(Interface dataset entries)
((

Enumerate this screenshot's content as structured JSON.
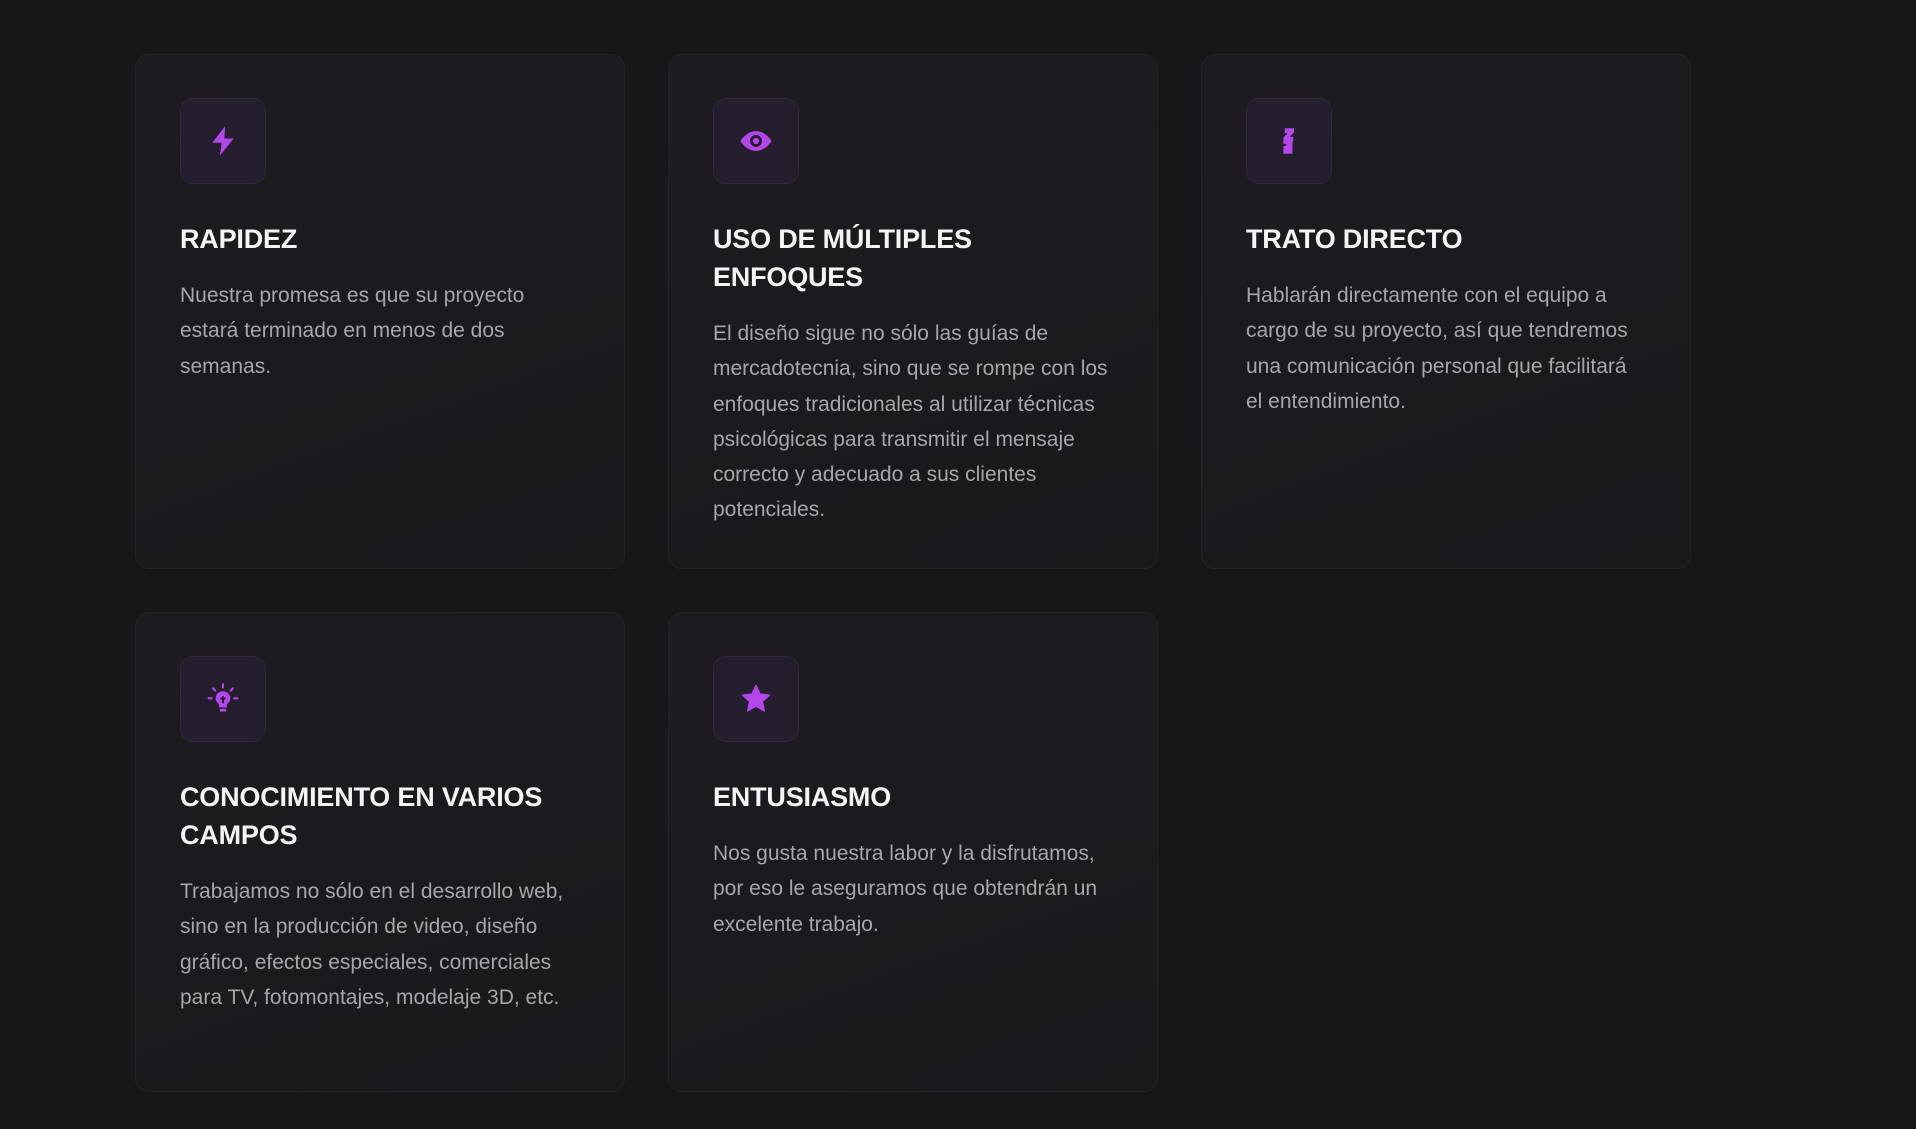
{
  "accent_color": "#b347ea",
  "features": [
    {
      "icon": "bolt-icon",
      "title": "RAPIDEZ",
      "description": "Nuestra promesa es que su proyecto estará terminado en menos de dos semanas."
    },
    {
      "icon": "eye-icon",
      "title": "USO DE MÚLTIPLES ENFOQUES",
      "description": "El diseño sigue no sólo las guías de mercadotecnia, sino que se rompe con los enfoques tradicionales al utilizar técnicas psicológicas para transmitir el mensaje correcto y adecuado a sus clientes potenciales."
    },
    {
      "icon": "handshake-icon",
      "title": "TRATO DIRECTO",
      "description": "Hablarán directamente con el equipo a cargo de su proyecto, así que tendremos una comunicación personal que facilitará el entendimiento."
    },
    {
      "icon": "lightbulb-icon",
      "title": "CONOCIMIENTO EN VARIOS CAMPOS",
      "description": "Trabajamos no sólo en el desarrollo web, sino en la producción de video, diseño gráfico, efectos especiales, comerciales para TV, fotomontajes, modelaje 3D, etc."
    },
    {
      "icon": "star-icon",
      "title": "ENTUSIASMO",
      "description": "Nos gusta nuestra labor y la disfrutamos, por eso le aseguramos que obtendrán un excelente trabajo."
    }
  ]
}
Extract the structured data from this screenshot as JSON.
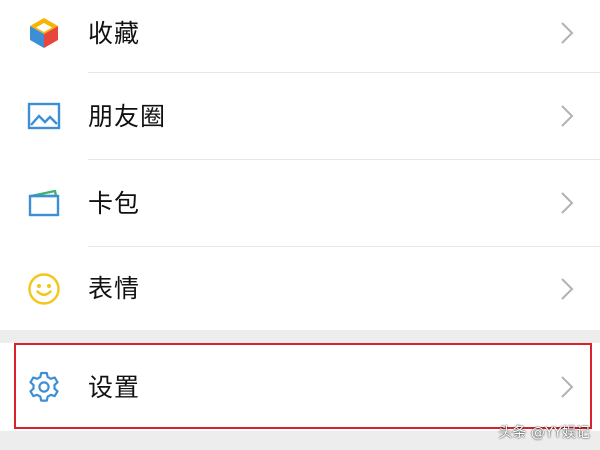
{
  "menu": {
    "items": [
      {
        "label": "收藏",
        "icon": "favorites-cube-icon"
      },
      {
        "label": "朋友圈",
        "icon": "moments-photo-icon"
      },
      {
        "label": "卡包",
        "icon": "card-wallet-icon"
      },
      {
        "label": "表情",
        "icon": "sticker-smiley-icon"
      }
    ],
    "settings": {
      "label": "设置",
      "icon": "gear-icon"
    }
  },
  "watermark": {
    "text": "头条 @YY娱记"
  },
  "colors": {
    "background": "#ededed",
    "row": "#ffffff",
    "label": "#111111",
    "chevron": "#b2b2b2",
    "highlight": "#d9232a",
    "icon_blue": "#3c8fd6",
    "icon_green": "#3cb371",
    "icon_yellow": "#f5c518"
  }
}
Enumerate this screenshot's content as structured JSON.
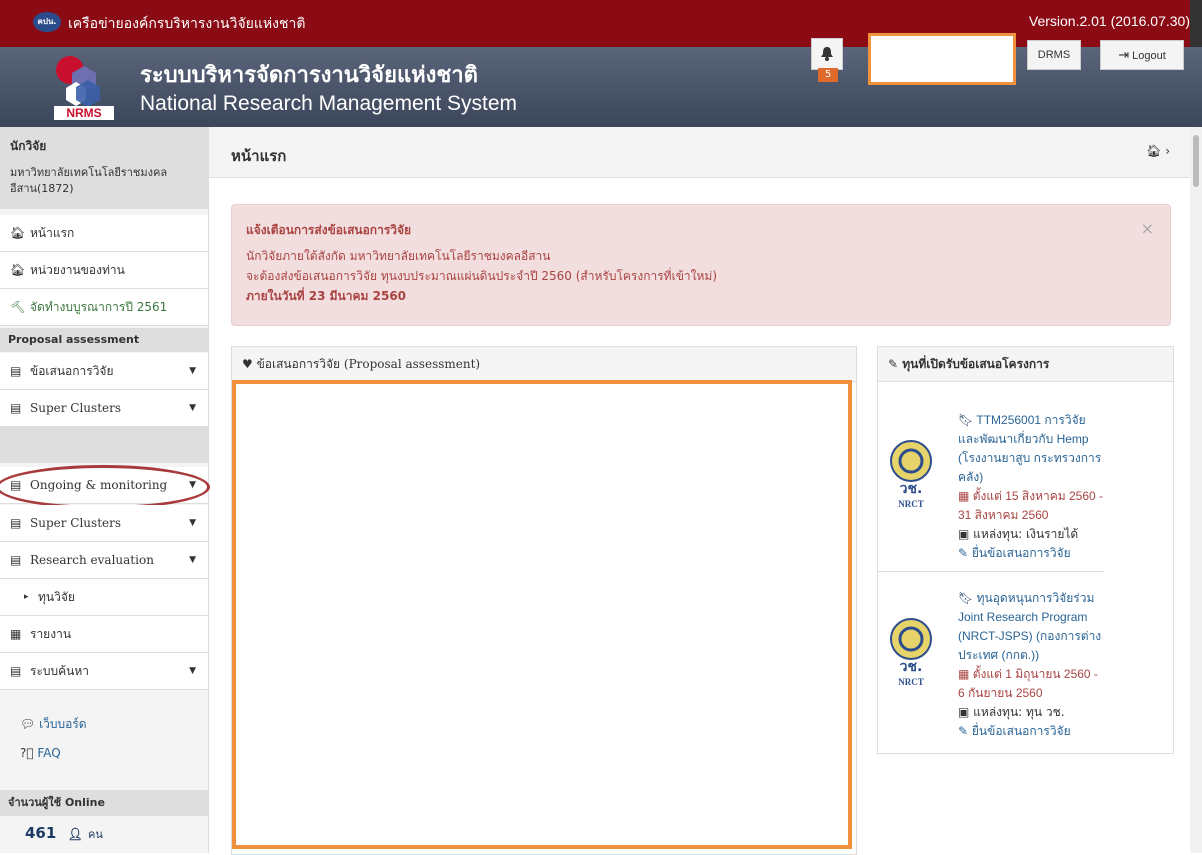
{
  "topbar": {
    "logo_text": "คปน.",
    "title": "เครือข่ายองค์กรบริหารงานวิจัยแห่งชาติ",
    "version": "Version.2.01 (2016.07.30)"
  },
  "header": {
    "logo_label": "NRMS",
    "brand_th": "ระบบบริหารจัดการงานวิจัยแห่งชาติ",
    "brand_en": "National Research Management System",
    "notification_count": "5",
    "drms_label": "DRMS",
    "logout_label": "Logout"
  },
  "user": {
    "role": "นักวิจัย",
    "organization": "มหาวิทยาลัยเทคโนโลยีราชมงคลอีสาน(1872)"
  },
  "sidebar": {
    "nav": [
      {
        "label": "หน้าแรก",
        "icon": "home-icon"
      },
      {
        "label": "หน่วยงานของท่าน",
        "icon": "home-icon"
      },
      {
        "label": "จัดทำงบบูรณาการปี 2561",
        "icon": "gavel-icon"
      }
    ],
    "section_proposal": "Proposal assessment",
    "proposal_items": [
      {
        "label": "ข้อเสนอการวิจัย"
      },
      {
        "label": "Super Clusters"
      }
    ],
    "monitoring_items": [
      {
        "label": "Ongoing & monitoring"
      },
      {
        "label": "Super Clusters"
      },
      {
        "label": "Research evaluation"
      }
    ],
    "fund_label": "ทุนวิจัย",
    "report_label": "รายงาน",
    "search_label": "ระบบค้นหา",
    "webboard_label": "เว็บบอร์ด",
    "faq_label": "FAQ",
    "online_head": "จำนวนผู้ใช้ Online",
    "online_count": "461",
    "online_unit": "คน"
  },
  "main": {
    "page_title": "หน้าแรก",
    "alert": {
      "title": "แจ้งเตือนการส่งข้อเสนอการวิจัย",
      "line1": "นักวิจัยภายใต้สังกัด มหาวิทยาลัยเทคโนโลยีราชมงคลอีสาน",
      "line2": "จะต้องส่งข้อเสนอการวิจัย ทุนงบประมาณแผ่นดินประจำปี 2560 (สำหรับโครงการที่เข้าใหม่)",
      "line3": "ภายในวันที่ 23 มีนาคม 2560",
      "close": "×"
    },
    "proposal_panel_title": "ข้อเสนอการวิจัย (Proposal assessment)",
    "funds_panel_title": "ทุนที่เปิดรับข้อเสนอโครงการ",
    "funds": [
      {
        "logo_text": "วช.",
        "logo_sub": "NRCT",
        "title": "TTM256001 การวิจัยและพัฒนาเกี่ยวกับ Hemp (โรงงานยาสูบ กระทรวงการคลัง)",
        "date": "ตั้งแต่ 15 สิงหาคม 2560 - 31 สิงหาคม 2560",
        "source": "แหล่งทุน: เงินรายได้",
        "submit": "ยื่นข้อเสนอการวิจัย"
      },
      {
        "logo_text": "วช.",
        "logo_sub": "NRCT",
        "title": "ทุนอุดหนุนการวิจัยร่วม Joint Research Program (NRCT-JSPS) (กองการต่างประเทศ (กกต.))",
        "date": "ตั้งแต่ 1 มิถุนายน 2560 - 6 กันยายน 2560",
        "source": "แหล่งทุน: ทุน วช.",
        "submit": "ยื่นข้อเสนอการวิจัย"
      }
    ]
  },
  "colors": {
    "topbar": "#8b0b15",
    "header": "#4b556a",
    "highlight": "#f0913d",
    "alert_text": "#a94442",
    "link": "#2a6496"
  }
}
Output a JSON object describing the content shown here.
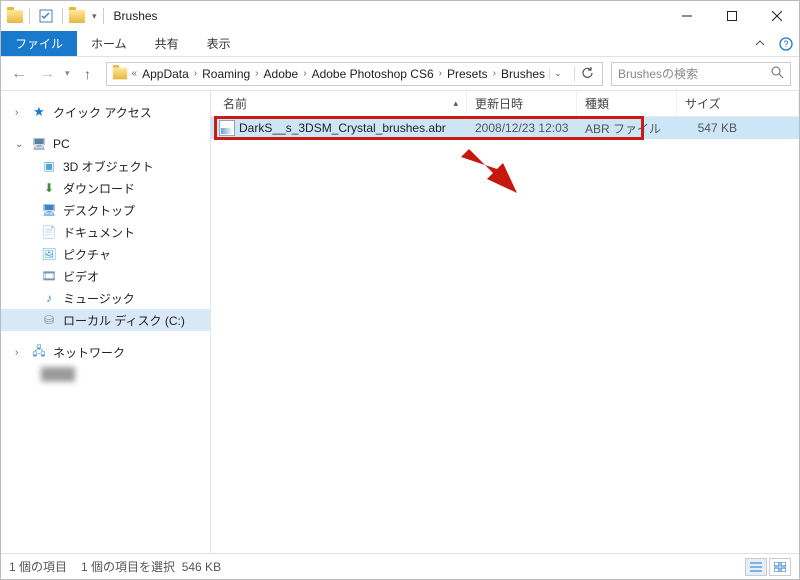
{
  "window": {
    "title": "Brushes"
  },
  "ribbon": {
    "file": "ファイル",
    "tabs": [
      "ホーム",
      "共有",
      "表示"
    ]
  },
  "breadcrumb": {
    "prefix": "«",
    "items": [
      "AppData",
      "Roaming",
      "Adobe",
      "Adobe Photoshop CS6",
      "Presets",
      "Brushes"
    ]
  },
  "search": {
    "placeholder": "Brushesの検索"
  },
  "sidebar": {
    "quick_access": "クイック アクセス",
    "pc": "PC",
    "pc_children": [
      "3D オブジェクト",
      "ダウンロード",
      "デスクトップ",
      "ドキュメント",
      "ピクチャ",
      "ビデオ",
      "ミュージック",
      "ローカル ディスク (C:)"
    ],
    "network": "ネットワーク"
  },
  "columns": {
    "name": "名前",
    "date": "更新日時",
    "type": "種類",
    "size": "サイズ"
  },
  "files": [
    {
      "name": "DarkS__s_3DSM_Crystal_brushes.abr",
      "date": "2008/12/23 12:03",
      "type": "ABR ファイル",
      "size": "547 KB"
    }
  ],
  "status": {
    "count": "1 個の項目",
    "selection": "1 個の項目を選択",
    "size": "546 KB"
  }
}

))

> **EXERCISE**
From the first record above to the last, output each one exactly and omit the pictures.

> **THE COMPLETED TASK**
Enumerate this screenshot's content as structured JSON.
{
  "accent_color": "#b347ea",
  "features": [
    {
      "icon": "bolt-icon",
      "title": "RAPIDEZ",
      "description": "Nuestra promesa es que su proyecto estará terminado en menos de dos semanas."
    },
    {
      "icon": "eye-icon",
      "title": "USO DE MÚLTIPLES ENFOQUES",
      "description": "El diseño sigue no sólo las guías de mercadotecnia, sino que se rompe con los enfoques tradicionales al utilizar técnicas psicológicas para transmitir el mensaje correcto y adecuado a sus clientes potenciales."
    },
    {
      "icon": "handshake-icon",
      "title": "TRATO DIRECTO",
      "description": "Hablarán directamente con el equipo a cargo de su proyecto, así que tendremos una comunicación personal que facilitará el entendimiento."
    },
    {
      "icon": "lightbulb-icon",
      "title": "CONOCIMIENTO EN VARIOS CAMPOS",
      "description": "Trabajamos no sólo en el desarrollo web, sino en la producción de video, diseño gráfico, efectos especiales, comerciales para TV, fotomontajes, modelaje 3D, etc."
    },
    {
      "icon": "star-icon",
      "title": "ENTUSIASMO",
      "description": "Nos gusta nuestra labor y la disfrutamos, por eso le aseguramos que obtendrán un excelente trabajo."
    }
  ]
}
Extract the structured data from this screenshot as JSON.
{
  "menu": {
    "items": [
      {
        "label": "收藏",
        "icon": "favorites-cube-icon"
      },
      {
        "label": "朋友圈",
        "icon": "moments-photo-icon"
      },
      {
        "label": "卡包",
        "icon": "card-wallet-icon"
      },
      {
        "label": "表情",
        "icon": "sticker-smiley-icon"
      }
    ],
    "settings": {
      "label": "设置",
      "icon": "gear-icon"
    }
  },
  "watermark": {
    "text": "头条 @YY娱记"
  },
  "colors": {
    "background": "#ededed",
    "row": "#ffffff",
    "label": "#111111",
    "chevron": "#b2b2b2",
    "highlight": "#d9232a",
    "icon_blue": "#3c8fd6",
    "icon_green": "#3cb371",
    "icon_yellow": "#f5c518"
  }
}
Enumerate this screenshot's content as structured JSON.
{
  "topbar": {
    "logo_text": "คปน.",
    "title": "เครือข่ายองค์กรบริหารงานวิจัยแห่งชาติ",
    "version": "Version.2.01 (2016.07.30)"
  },
  "header": {
    "logo_label": "NRMS",
    "brand_th": "ระบบบริหารจัดการงานวิจัยแห่งชาติ",
    "brand_en": "National Research Management System",
    "notification_count": "5",
    "drms_label": "DRMS",
    "logout_label": "Logout"
  },
  "user": {
    "role": "นักวิจัย",
    "organization": "มหาวิทยาลัยเทคโนโลยีราชมงคลอีสาน(1872)"
  },
  "sidebar": {
    "nav": [
      {
        "label": "หน้าแรก",
        "icon": "home-icon"
      },
      {
        "label": "หน่วยงานของท่าน",
        "icon": "home-icon"
      },
      {
        "label": "จัดทำงบบูรณาการปี 2561",
        "icon": "gavel-icon"
      }
    ],
    "section_proposal": "Proposal assessment",
    "proposal_items": [
      {
        "label": "ข้อเสนอการวิจัย"
      },
      {
        "label": "Super Clusters"
      }
    ],
    "monitoring_items": [
      {
        "label": "Ongoing & monitoring"
      },
      {
        "label": "Super Clusters"
      },
      {
        "label": "Research evaluation"
      }
    ],
    "fund_label": "ทุนวิจัย",
    "report_label": "รายงาน",
    "search_label": "ระบบค้นหา",
    "webboard_label": "เว็บบอร์ด",
    "faq_label": "FAQ",
    "online_head": "จำนวนผู้ใช้ Online",
    "online_count": "461",
    "online_unit": "คน"
  },
  "main": {
    "page_title": "หน้าแรก",
    "alert": {
      "title": "แจ้งเตือนการส่งข้อเสนอการวิจัย",
      "line1": "นักวิจัยภายใต้สังกัด มหาวิทยาลัยเทคโนโลยีราชมงคลอีสาน",
      "line2": "จะต้องส่งข้อเสนอการวิจัย ทุนงบประมาณแผ่นดินประจำปี 2560 (สำหรับโครงการที่เข้าใหม่)",
      "line3": "ภายในวันที่ 23 มีนาคม 2560",
      "close": "×"
    },
    "proposal_panel_title": "ข้อเสนอการวิจัย (Proposal assessment)",
    "funds_panel_title": "ทุนที่เปิดรับข้อเสนอโครงการ",
    "funds": [
      {
        "logo_text": "วช.",
        "logo_sub": "NRCT",
        "title": "TTM256001 การวิจัยและพัฒนาเกี่ยวกับ Hemp (โรงงานยาสูบ กระทรวงการคลัง)",
        "date": "ตั้งแต่ 15 สิงหาคม 2560 - 31 สิงหาคม 2560",
        "source": "แหล่งทุน: เงินรายได้",
        "submit": "ยื่นข้อเสนอการวิจัย"
      },
      {
        "logo_text": "วช.",
        "logo_sub": "NRCT",
        "title": "ทุนอุดหนุนการวิจัยร่วม Joint Research Program (NRCT-JSPS) (กองการต่างประเทศ (กกต.))",
        "date": "ตั้งแต่ 1 มิถุนายน 2560 - 6 กันยายน 2560",
        "source": "แหล่งทุน: ทุน วช.",
        "submit": "ยื่นข้อเสนอการวิจัย"
      }
    ]
  },
  "colors": {
    "topbar": "#8b0b15",
    "header": "#4b556a",
    "highlight": "#f0913d",
    "alert_text": "#a94442",
    "link": "#2a6496"
  }
}
Output a JSON object describing the content shown here.
{
  "window": {
    "title": "Brushes"
  },
  "ribbon": {
    "file": "ファイル",
    "tabs": [
      "ホーム",
      "共有",
      "表示"
    ]
  },
  "breadcrumb": {
    "prefix": "«",
    "items": [
      "AppData",
      "Roaming",
      "Adobe",
      "Adobe Photoshop CS6",
      "Presets",
      "Brushes"
    ]
  },
  "search": {
    "placeholder": "Brushesの検索"
  },
  "sidebar": {
    "quick_access": "クイック アクセス",
    "pc": "PC",
    "pc_children": [
      "3D オブジェクト",
      "ダウンロード",
      "デスクトップ",
      "ドキュメント",
      "ピクチャ",
      "ビデオ",
      "ミュージック",
      "ローカル ディスク (C:)"
    ],
    "network": "ネットワーク"
  },
  "columns": {
    "name": "名前",
    "date": "更新日時",
    "type": "種類",
    "size": "サイズ"
  },
  "files": [
    {
      "name": "DarkS__s_3DSM_Crystal_brushes.abr",
      "date": "2008/12/23 12:03",
      "type": "ABR ファイル",
      "size": "547 KB"
    }
  ],
  "status": {
    "count": "1 個の項目",
    "selection": "1 個の項目を選択",
    "size": "546 KB"
  }
}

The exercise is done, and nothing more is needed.